Kneknopoulos, P., Skourourmounis, G.K., Hayasaka, Y., Taylor, D.K. New Phenolic Grape Skin Products from Vitis vinifera cv. Pinot Noir. Journal of agricultural and food chemistry 59 (3) : 1005-1011; 2011.
Liccioli, T., Tran, T.M.T., Cozzolino, C., Jiranek, V., Chambers, P.J., Schmidt, S.A. Microvinificationhow small can we go? Applied microbiology and biotechnology 89 (5) : 1621-1628; 2011.
Liccioli, T., Chambers, P.J., Jiranek, V. A novel methodology independent of fermentation rate for assessment of the fructophilic character of wine yeast strains. Industrial microbiology & biotechnology 10.1007/s10295-010-0854-y : 11 p.; 2010.
Marangon, M., Van Sluyter, S.C., Neilson, K.A., Chan, C., Haynes, P.A., Waters, E.J., Falconer, R.J. Roles of grape Thaumatin-like protein haze and chitinase in white wine haze formation.

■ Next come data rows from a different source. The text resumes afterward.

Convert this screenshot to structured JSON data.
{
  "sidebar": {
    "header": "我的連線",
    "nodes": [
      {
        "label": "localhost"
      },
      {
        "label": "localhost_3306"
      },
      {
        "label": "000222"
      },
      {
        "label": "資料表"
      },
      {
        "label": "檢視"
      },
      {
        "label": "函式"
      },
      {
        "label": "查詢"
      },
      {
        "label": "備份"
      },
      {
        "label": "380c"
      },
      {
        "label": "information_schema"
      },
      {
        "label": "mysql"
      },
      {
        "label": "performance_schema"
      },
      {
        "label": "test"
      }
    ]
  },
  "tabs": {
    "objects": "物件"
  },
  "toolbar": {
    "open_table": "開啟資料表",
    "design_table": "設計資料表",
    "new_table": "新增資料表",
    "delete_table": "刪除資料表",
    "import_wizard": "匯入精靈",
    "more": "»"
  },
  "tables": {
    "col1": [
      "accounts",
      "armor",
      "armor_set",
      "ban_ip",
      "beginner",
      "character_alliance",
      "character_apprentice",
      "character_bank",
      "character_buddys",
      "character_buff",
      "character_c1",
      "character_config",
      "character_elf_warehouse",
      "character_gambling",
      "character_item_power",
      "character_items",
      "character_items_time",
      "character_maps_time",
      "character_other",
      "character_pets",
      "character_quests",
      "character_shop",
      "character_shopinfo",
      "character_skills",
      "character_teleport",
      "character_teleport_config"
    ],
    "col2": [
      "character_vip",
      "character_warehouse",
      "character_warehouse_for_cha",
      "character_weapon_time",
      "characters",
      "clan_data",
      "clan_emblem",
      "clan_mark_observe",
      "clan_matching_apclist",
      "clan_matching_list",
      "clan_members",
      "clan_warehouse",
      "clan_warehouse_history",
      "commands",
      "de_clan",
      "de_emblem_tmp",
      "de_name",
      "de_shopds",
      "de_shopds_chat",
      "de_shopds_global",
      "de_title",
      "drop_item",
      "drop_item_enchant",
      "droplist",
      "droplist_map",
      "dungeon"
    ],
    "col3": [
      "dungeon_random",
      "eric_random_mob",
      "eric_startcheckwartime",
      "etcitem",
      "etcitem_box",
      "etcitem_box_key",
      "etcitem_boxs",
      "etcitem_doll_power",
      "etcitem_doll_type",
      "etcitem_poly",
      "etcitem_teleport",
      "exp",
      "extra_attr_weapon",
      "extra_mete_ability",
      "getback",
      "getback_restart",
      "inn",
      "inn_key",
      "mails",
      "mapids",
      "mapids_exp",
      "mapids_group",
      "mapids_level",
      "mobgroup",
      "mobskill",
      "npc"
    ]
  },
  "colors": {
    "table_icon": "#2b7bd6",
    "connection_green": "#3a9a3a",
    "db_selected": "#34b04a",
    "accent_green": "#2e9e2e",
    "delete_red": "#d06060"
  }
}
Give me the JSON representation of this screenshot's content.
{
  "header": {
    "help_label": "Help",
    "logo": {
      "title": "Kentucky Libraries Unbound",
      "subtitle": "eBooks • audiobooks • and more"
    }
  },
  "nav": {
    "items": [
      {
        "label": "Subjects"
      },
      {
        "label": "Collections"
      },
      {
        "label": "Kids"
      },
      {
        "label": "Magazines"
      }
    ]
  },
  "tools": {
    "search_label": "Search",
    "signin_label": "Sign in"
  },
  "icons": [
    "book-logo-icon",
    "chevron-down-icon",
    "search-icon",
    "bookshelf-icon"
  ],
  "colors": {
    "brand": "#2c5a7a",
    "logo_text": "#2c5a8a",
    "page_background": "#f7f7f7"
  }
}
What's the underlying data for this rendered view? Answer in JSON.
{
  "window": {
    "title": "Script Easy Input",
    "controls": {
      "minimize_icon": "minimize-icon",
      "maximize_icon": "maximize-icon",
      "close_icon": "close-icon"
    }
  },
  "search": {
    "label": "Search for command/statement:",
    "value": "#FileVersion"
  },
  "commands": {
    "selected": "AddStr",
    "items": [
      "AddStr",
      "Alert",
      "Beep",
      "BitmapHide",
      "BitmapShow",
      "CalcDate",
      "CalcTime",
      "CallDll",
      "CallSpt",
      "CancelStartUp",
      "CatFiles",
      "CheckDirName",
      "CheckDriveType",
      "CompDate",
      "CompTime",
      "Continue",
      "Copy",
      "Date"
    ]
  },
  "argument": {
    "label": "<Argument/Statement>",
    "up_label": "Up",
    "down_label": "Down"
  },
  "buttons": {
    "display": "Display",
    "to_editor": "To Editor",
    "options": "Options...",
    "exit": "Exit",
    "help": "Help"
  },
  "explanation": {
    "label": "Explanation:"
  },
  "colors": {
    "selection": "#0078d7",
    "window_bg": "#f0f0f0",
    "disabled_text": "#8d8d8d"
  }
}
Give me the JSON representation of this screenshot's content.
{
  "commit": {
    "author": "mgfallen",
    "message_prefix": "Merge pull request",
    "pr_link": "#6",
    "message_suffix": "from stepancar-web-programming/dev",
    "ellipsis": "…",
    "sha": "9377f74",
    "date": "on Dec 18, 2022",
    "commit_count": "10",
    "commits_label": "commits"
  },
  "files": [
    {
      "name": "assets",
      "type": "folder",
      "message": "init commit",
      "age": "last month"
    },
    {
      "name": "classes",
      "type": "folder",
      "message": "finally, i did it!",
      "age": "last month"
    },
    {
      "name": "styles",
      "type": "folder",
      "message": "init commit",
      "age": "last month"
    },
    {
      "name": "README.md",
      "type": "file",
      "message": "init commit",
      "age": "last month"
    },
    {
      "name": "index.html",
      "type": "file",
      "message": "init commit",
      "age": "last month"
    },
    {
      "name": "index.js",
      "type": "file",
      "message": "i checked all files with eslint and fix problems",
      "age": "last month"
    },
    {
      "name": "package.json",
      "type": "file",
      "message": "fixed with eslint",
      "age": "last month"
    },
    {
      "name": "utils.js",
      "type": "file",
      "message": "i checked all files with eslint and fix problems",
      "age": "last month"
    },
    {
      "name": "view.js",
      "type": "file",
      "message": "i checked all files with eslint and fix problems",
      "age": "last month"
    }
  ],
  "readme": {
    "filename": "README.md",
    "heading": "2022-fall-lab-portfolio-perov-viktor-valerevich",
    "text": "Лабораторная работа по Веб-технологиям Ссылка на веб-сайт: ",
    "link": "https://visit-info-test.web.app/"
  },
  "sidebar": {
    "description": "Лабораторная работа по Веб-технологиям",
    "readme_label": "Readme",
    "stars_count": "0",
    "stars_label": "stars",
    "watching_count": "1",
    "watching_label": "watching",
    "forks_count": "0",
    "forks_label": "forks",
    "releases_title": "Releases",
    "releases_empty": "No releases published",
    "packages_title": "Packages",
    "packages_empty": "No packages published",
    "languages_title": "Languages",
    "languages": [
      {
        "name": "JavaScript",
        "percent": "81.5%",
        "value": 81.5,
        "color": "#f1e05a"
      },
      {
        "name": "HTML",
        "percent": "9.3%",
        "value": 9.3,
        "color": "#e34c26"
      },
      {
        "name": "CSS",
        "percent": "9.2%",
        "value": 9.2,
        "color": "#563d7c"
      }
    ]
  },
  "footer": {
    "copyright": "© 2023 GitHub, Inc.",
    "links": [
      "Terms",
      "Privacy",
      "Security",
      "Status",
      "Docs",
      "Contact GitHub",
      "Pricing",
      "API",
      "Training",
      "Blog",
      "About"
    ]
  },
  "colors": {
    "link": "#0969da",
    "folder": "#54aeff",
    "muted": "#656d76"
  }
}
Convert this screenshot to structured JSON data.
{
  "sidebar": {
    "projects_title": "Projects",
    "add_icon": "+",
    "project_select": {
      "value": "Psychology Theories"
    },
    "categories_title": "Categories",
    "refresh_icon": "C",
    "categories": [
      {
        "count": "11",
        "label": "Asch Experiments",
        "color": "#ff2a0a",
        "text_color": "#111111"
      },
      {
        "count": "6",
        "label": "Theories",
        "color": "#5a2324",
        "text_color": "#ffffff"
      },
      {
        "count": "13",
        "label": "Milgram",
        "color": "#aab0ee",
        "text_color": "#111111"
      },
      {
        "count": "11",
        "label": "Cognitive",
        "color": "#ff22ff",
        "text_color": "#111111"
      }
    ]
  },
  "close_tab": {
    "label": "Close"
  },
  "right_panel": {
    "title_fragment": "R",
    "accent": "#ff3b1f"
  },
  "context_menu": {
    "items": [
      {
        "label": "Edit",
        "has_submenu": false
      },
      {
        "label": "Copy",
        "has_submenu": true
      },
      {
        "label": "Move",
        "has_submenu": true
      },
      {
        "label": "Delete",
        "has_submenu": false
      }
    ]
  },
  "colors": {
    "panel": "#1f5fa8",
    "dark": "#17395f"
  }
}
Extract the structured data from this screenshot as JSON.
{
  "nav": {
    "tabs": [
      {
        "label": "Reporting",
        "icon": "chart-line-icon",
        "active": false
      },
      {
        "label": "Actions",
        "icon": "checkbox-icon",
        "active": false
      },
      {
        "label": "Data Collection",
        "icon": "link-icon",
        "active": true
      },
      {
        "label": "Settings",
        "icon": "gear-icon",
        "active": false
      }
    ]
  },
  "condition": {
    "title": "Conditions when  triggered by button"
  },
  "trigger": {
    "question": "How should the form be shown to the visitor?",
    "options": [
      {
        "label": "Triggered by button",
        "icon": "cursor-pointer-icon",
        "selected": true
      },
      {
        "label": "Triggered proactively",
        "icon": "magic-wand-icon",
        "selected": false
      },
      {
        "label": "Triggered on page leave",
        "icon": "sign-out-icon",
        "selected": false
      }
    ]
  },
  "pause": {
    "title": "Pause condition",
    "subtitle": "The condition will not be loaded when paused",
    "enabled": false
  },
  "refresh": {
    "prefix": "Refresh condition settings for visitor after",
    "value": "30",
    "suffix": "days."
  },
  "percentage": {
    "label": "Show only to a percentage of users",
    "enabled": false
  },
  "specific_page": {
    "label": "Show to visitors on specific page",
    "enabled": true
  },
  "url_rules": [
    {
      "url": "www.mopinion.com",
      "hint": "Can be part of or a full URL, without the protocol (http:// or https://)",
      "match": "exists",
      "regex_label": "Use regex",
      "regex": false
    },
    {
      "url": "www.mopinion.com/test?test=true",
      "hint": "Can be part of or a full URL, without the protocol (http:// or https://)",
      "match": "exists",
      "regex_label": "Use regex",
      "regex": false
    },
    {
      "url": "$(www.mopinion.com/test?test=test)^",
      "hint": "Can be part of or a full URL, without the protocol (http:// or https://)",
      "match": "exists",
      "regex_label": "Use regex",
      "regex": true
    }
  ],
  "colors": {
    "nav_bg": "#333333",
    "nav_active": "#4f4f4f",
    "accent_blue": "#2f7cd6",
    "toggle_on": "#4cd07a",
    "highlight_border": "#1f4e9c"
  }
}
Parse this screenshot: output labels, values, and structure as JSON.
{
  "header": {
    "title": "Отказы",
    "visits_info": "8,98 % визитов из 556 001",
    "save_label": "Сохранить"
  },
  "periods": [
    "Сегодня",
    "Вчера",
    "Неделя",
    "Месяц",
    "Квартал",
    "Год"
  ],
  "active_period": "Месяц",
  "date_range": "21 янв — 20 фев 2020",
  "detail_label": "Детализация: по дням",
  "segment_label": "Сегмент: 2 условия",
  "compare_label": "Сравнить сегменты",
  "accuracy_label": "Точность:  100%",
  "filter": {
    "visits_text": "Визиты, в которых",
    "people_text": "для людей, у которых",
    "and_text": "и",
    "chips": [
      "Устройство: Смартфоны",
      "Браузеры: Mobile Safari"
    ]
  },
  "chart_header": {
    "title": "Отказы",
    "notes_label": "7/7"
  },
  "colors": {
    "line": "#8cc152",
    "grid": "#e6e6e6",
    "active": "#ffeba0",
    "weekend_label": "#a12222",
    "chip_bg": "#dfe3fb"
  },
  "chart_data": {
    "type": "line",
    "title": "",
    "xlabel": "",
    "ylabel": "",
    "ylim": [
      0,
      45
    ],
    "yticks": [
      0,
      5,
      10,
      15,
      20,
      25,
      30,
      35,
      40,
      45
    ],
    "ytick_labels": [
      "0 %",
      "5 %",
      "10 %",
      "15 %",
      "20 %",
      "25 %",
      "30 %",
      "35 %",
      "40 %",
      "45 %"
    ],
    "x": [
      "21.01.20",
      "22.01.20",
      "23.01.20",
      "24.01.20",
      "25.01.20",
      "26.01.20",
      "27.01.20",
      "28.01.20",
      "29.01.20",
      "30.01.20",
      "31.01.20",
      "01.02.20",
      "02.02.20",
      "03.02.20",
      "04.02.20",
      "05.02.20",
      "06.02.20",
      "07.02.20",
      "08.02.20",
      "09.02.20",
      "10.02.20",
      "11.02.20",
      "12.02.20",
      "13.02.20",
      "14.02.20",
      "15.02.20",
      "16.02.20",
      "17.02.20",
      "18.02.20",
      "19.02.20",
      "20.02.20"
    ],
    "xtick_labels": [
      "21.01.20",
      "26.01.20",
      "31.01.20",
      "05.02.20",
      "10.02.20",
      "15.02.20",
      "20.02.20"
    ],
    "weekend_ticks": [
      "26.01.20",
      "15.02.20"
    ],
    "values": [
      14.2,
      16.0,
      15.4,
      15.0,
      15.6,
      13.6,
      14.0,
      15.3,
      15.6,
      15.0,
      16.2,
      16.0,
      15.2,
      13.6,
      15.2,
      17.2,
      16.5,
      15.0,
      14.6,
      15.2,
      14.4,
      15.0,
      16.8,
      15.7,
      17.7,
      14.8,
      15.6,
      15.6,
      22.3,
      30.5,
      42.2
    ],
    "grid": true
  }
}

Journal of agricultural and food chemistry 59 (2) : 733-740; 2011.
Nygaard, M., Osidacz, P., Roget, W., Francis, L., Vidal, S., Aagaard, O. The effect of closure choice on consumer rating of wines : AWRI study series. Australian & New Zealand grapegrower & winemaker (563) : 55-56, 58-60; 2010.
Osidacz, P.C., Robichaud, J.A., Francis, I.L. Gan bei! Wine drinking habits in China. Australian & New Zealand grapegrower & winemaker (565) : 49-52; 2011.
Roget, W., Nordestgaard, S., Forsyth, K. Come in from the cold. Australian & New Zealand grapegrower & winemaker (563) : 61-62, 64; 2011.
Stanley, D., Chambers, P.J., Stanley, G.A., Borneman, A., Fraser, S. Transcriptional changes associated with ethanol tolerance in Saccharomyces cerevisiae. Applied microbiology and biotechnology 88 (1) : 231-239; 2010.
Disclaimer: The material contained in this publication is comment of a general nature only and is not and nor is it intended to be advice on any specific technical or professional matter. In that the effectiveness or accuracy of any technical or professional advice depends upon the particular circumstances of each case, neither the AWRI nor any individual author accepts any responsibility whatsoever for any acts or omissions resulting from reliance upon the content of any articles. Before acting on the basis of any material contained in this publication, we recommend that you consult appropriate technical/professional advisers.